There are many things I love about New York City, but there’s a special place in my heart for how the city celebrates the holidays. It’s a special time of year when everyone’s a little less brusque, a little less hurried. Tourists are in awe of their surroundings, but for a brief moment in time, the locals are too. And all we need to shield us from the bitter cold as we take in oversized trees, holiday markets and dressed-up store windows are hot cups of cider in mittened hands.
There are certain seasonal snapshots that feel timeless. Christmas trees for sale on the sidewalk with string lights hanging overhead. Salvation Army volunteers dancing and singing at the entrance to the department store. We get nostalgic around the holidays because it marks the passage of time ever so clearly, year after year. Memories are made, traditions are born. All of it feels sacred.
The New York Transit Museum houses a wealth of history within its walls, but around the holidays it gifts the city with a special trip down memory lane. For several Sundays in November and December, the MTA and the New York Transit Museum dusts off its vintage fleet and takes it out for a spin. Beginning on the Sunday after Thanksgiving and continuing for three additional Sundays through December 18, the Shoppers Special ran on the 6th Avenue line between the 2nd Avenue and Queens Plaza stations.
The Shoppers Special is an eight-car train that was in service from the 1930s to the 1970s. Its basic, dark green riveted design is characteristic of Depression-era austerity, as is its sturdiness and durability. The cars feature rattan seats, ceiling fans and drop-sash windows. Shoppers Special riders were also treated to its original advertisements, which included a variety of “Helpful Hints”. (I didn’t spy one on manspreading, though, so that must be a modern plague.)
But New York City is not one to pass up an opportunity, so fans of retro clothing, dance and music came out to play. Dressed in the finest vintage garb, men and women gathered on the platform at the 2nd Avenue subway station and a swing dance party ensued. As the Shoppers Special pulled up, it was easy to feel like you were on the set of a period film.
The vintage cars are on display year-round at the New York Transit Museum, though the full experience is pretty hard to beat. I don’t know about you, but I’m already wondering where to get my vintage outfit for next year’s party.

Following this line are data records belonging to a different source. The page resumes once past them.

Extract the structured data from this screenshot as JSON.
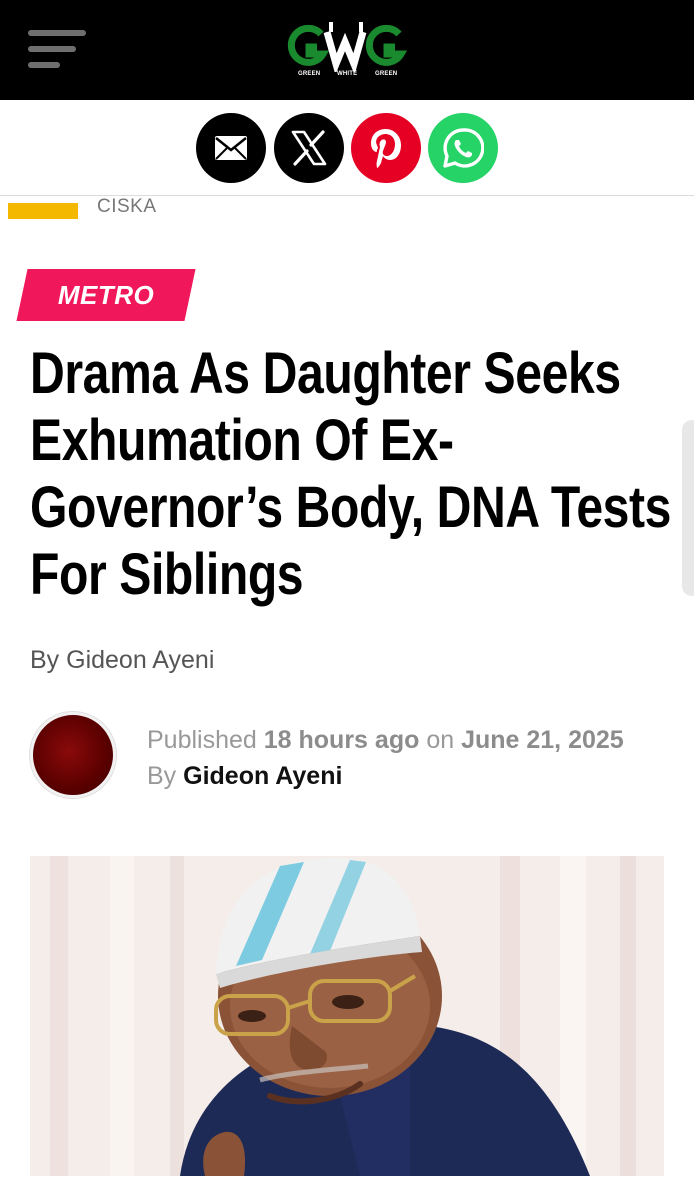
{
  "header": {
    "menu_icon": "hamburger-menu-icon",
    "logo": {
      "letters": "GWG",
      "sub_labels": [
        "GREEN",
        "WHITE",
        "GREEN"
      ],
      "colors": {
        "green": "#1a8a2e",
        "white": "#ffffff"
      }
    }
  },
  "share": {
    "buttons": [
      {
        "name": "email",
        "icon": "envelope-icon",
        "color": "#000000"
      },
      {
        "name": "x",
        "icon": "x-logo-icon",
        "color": "#000000"
      },
      {
        "name": "pinterest",
        "icon": "pinterest-icon",
        "color": "#e60023"
      },
      {
        "name": "whatsapp",
        "icon": "whatsapp-icon",
        "color": "#25d366"
      }
    ]
  },
  "ticker": {
    "text": "CISKA",
    "accent_color": "#f5b800"
  },
  "article": {
    "category": "METRO",
    "category_color": "#f0175a",
    "title": "Drama As Daughter Seeks Exhumation Of Ex-Governor’s Body, DNA Tests For Siblings",
    "byline": "By Gideon Ayeni",
    "meta": {
      "published_label": "Published",
      "relative_time": "18 hours ago",
      "on_label": "on",
      "date": "June 21, 2025",
      "by_label": "By",
      "author": "Gideon Ayeni"
    },
    "image_description_icon": "featured-photo"
  }
}
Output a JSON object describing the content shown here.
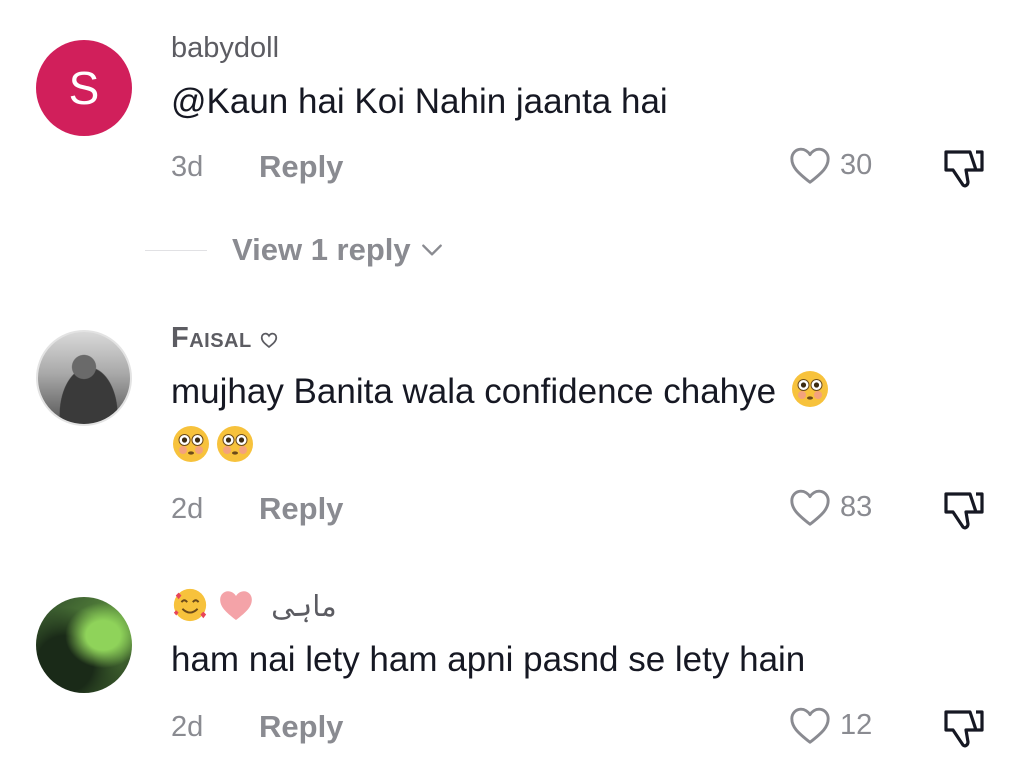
{
  "comments": [
    {
      "avatar": "S",
      "username": "babydoll",
      "text": "@Kaun hai Koi Nahin jaanta hai",
      "age": "3d",
      "reply_label": "Reply",
      "likes": "30"
    },
    {
      "username": "Faisal",
      "text": "mujhay Banita wala confidence chahye",
      "age": "2d",
      "reply_label": "Reply",
      "likes": "83"
    },
    {
      "username": "ماہی",
      "text": "ham nai lety ham apni pasnd se lety hain",
      "age": "2d",
      "reply_label": "Reply",
      "likes": "12"
    }
  ],
  "view_replies_label": "View 1 reply",
  "icons": {
    "like": "heart-outline-icon",
    "dislike": "thumbs-down-outline-icon",
    "chevron": "chevron-down-icon",
    "emoji_flushed": "flushed-face-emoji",
    "emoji_hearts": "smiling-face-with-hearts-emoji",
    "emoji_heart": "pink-heart-emoji"
  },
  "colors": {
    "avatar_letter_bg": "#d11f5b",
    "muted_text": "#8a8b91",
    "primary_text": "#161823"
  }
}
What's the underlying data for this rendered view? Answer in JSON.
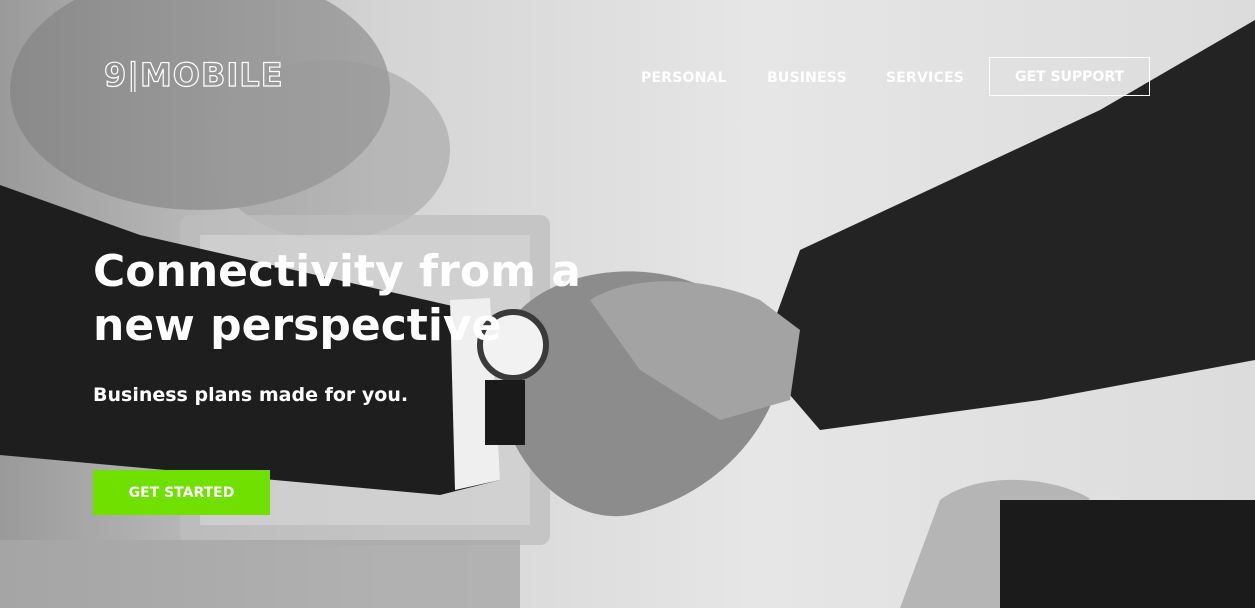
{
  "brand": {
    "name": "9|MOBILE"
  },
  "nav": {
    "items": [
      "PERSONAL",
      "BUSINESS",
      "SERVICES"
    ],
    "support_label": "GET SUPPORT"
  },
  "hero": {
    "headline": "Connectivity from a new perspective",
    "subheadline": "Business plans made for you.",
    "cta_label": "GET STARTED"
  },
  "colors": {
    "accent": "#6fe000",
    "text": "#ffffff"
  }
}
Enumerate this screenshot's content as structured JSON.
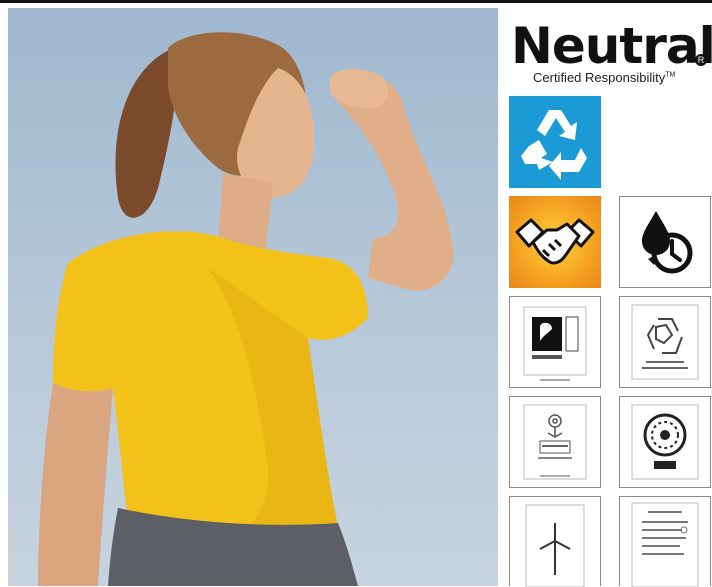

If you have a line in on where to go, please let me know!
Pair it with:
Dinner at Nix
After you’ve made your round-trip journey on the Shoppers Special, pay a visit to the newly minted Michelin-starred Nix. While the Nostalgia Train Ride took you back into the past, Nix gives you a glimpse into the future.
Nix is a meat-free restaurant that, in line with where food trends are headed, challenges the idea of what vegan and vegetarian fare can be. The menu consists of a variety of small plates (though those labeled as “bolder” are closer to the size of a single entree), so bring friends and sample as much as you can. The egg salad with habanero cream and potato crispies is a fun take on deviled eggs, while the shaved brussels sprouts with delicata squash and almonds is light and refreshing. The cauliflower tempura with steamed buns and house pickles lets you forget that meat is absent. Cast aside the stereotype of the tempeh burger and its dreadlocked, patchouli-smelling server. A kinder, more sustainable future is looking pretty sexy.
72 University Pl
Monday through Thursday: 5.30 to 11pm
Friday/Saturday: 5 to 11pm
Sunday: 5 to 10.30pm